8. Cedfeldt AS, Bower E, Flores C, Brunett P, Choi D, Girard DE. Promoting resident wellness: Evaluation of a time-off policy to increase residents’ utilization of health care services. Acad Med. 2015;90:678683.
9. Carvour ML, Ayyar BK, Chien KS, Ramirez NC, Yamamoto H. A patient-centered approach to postgraduate trainee health and wellness: An applied review and health care delivery model. Acad Med. 2016;91:12051210.
10. Epstein RM, Krasner MS. Physician resilience: What it means, why it matters, and how to promote it. Acad Med. 2013;88:301303.
11. Maslow AH. A theory of human motivation. Psychol Rev. 1943;50:370396.
12. Ludmerer KM. Resident burnout: Working hours or working conditions? J Grad Med Educ. 2009;1:169171.
13. Mata DA, Ramos MA, Kim MM, Guille C, Sen S. In their own words: An analysis of the experiences of medical interns participating in a prospective cohort study of depression. Acad Med. 2016;91:12441250.
14. Eckleberry-Hunt J, Van Dyke A, Lick D, Tucciarone J. Changing the conversation from burnout to wellness: Physician well-being in residency training programs. J Grad Med Educ. 2009;1:225230.
15. Shapiro J, Galowitz P. Peer support for clinicians: A programmatic approach. Acad Med. 2016;91:12001204.
16. Block L, Habicht R, Wu AW, et al. In the wake of the 2003 and 2011 duty hours regulations, how do internal medicine interns spend their time? J Gen Intern Med. 2013;28:10421047.
17. Weiss KB, Wagner R, Nasca TJ. Development, testing, and implementation of the ACGME Clinical Learning Environment Review (CLER) program. J Grad Med Educ. 2012;4:396398.

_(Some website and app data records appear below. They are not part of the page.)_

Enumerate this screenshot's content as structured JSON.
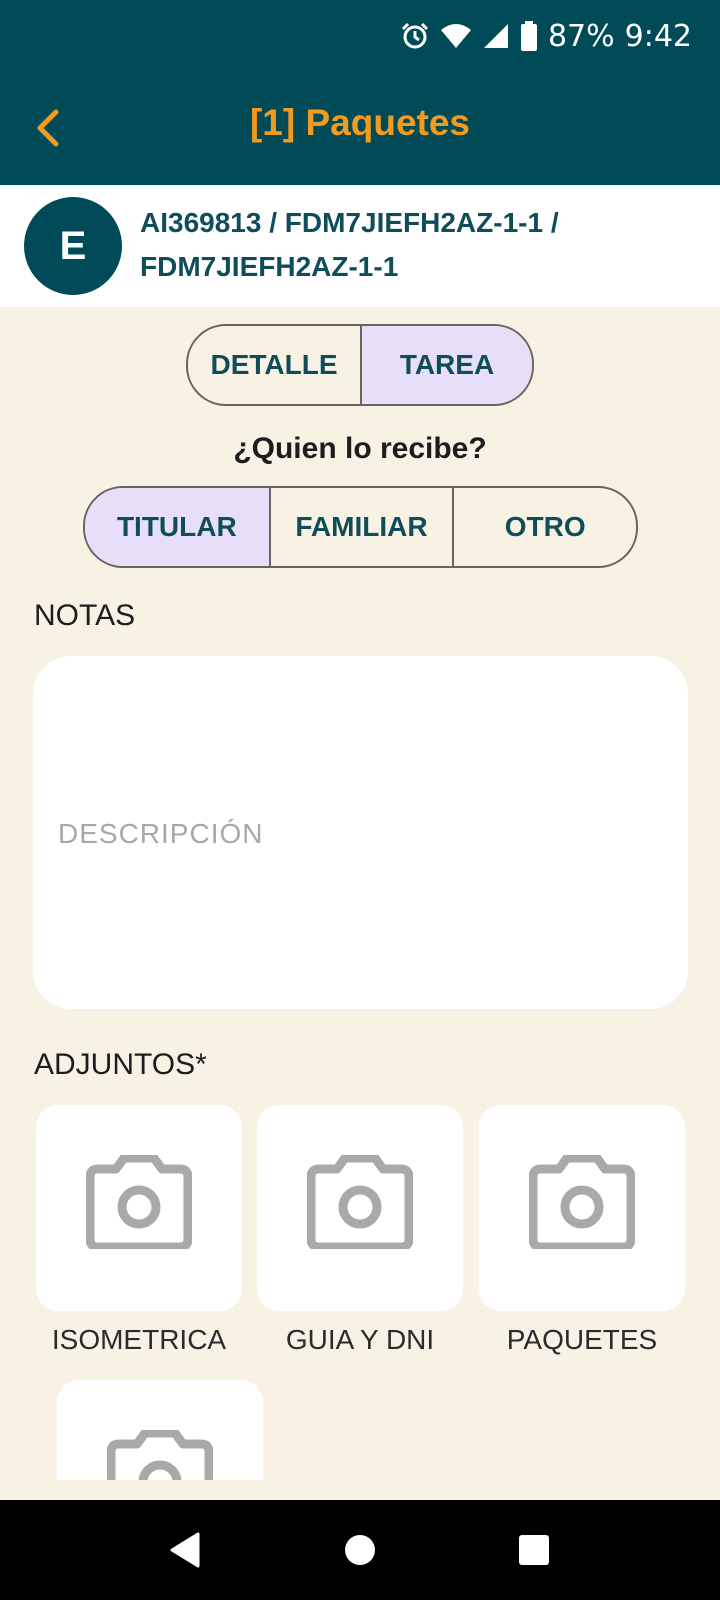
{
  "status_bar": {
    "battery": "87%",
    "time": "9:42",
    "icons": [
      "alarm-icon",
      "wifi-icon",
      "signal-icon",
      "battery-icon"
    ]
  },
  "app_bar": {
    "title": "[1] Paquetes",
    "back_icon": "chevron-left-icon"
  },
  "order": {
    "avatar_letter": "E",
    "reference_line1": "AI369813 / FDM7JIEFH2AZ-1-1 /",
    "reference_line2": "FDM7JIEFH2AZ-1-1"
  },
  "view_tabs": {
    "options": [
      "DETALLE",
      "TAREA"
    ],
    "selected": "TAREA"
  },
  "recipient": {
    "question": "¿Quien lo recibe?",
    "options": [
      "TITULAR",
      "FAMILIAR",
      "OTRO"
    ],
    "selected": "TITULAR"
  },
  "notes": {
    "label": "NOTAS",
    "placeholder": "DESCRIPCIÓN",
    "value": ""
  },
  "attachments": {
    "label": "ADJUNTOS*",
    "items": [
      {
        "label": "ISOMETRICA",
        "icon": "camera-icon"
      },
      {
        "label": "GUIA Y DNI",
        "icon": "camera-icon"
      },
      {
        "label": "PAQUETES",
        "icon": "camera-icon"
      },
      {
        "label": "",
        "icon": "camera-icon"
      }
    ]
  },
  "colors": {
    "primary": "#004b57",
    "accent": "#f39a1f",
    "background": "#f8f2e5",
    "selected_segment": "#e6dff7",
    "text_teal": "#0f4d5a",
    "icon_gray": "#a9a9a9"
  }
}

18. Wallace JE, Lemaire JB, Ghali WA. Physician wellness: A missing quality indicator. Lancet. 2009;374:17141721.
19. Bodenheimer T, Sinsky C. From triple to quadruple aim: Care of the patient requires care of the provider. Ann Fam Med. 2014;12:573576.
20. Maslach C, Jackson SW, Leiter MP. Maslach Burnout Inventory. 1996.3rd ed. Mountainview, Calif: Consulting Psychologist Press.
21. Slavin SJ, Chibnall JT. Finding the why, changing the how: Improving the mental health of medical students, residents, and physicians. Acad Med. 2016;91:11941196.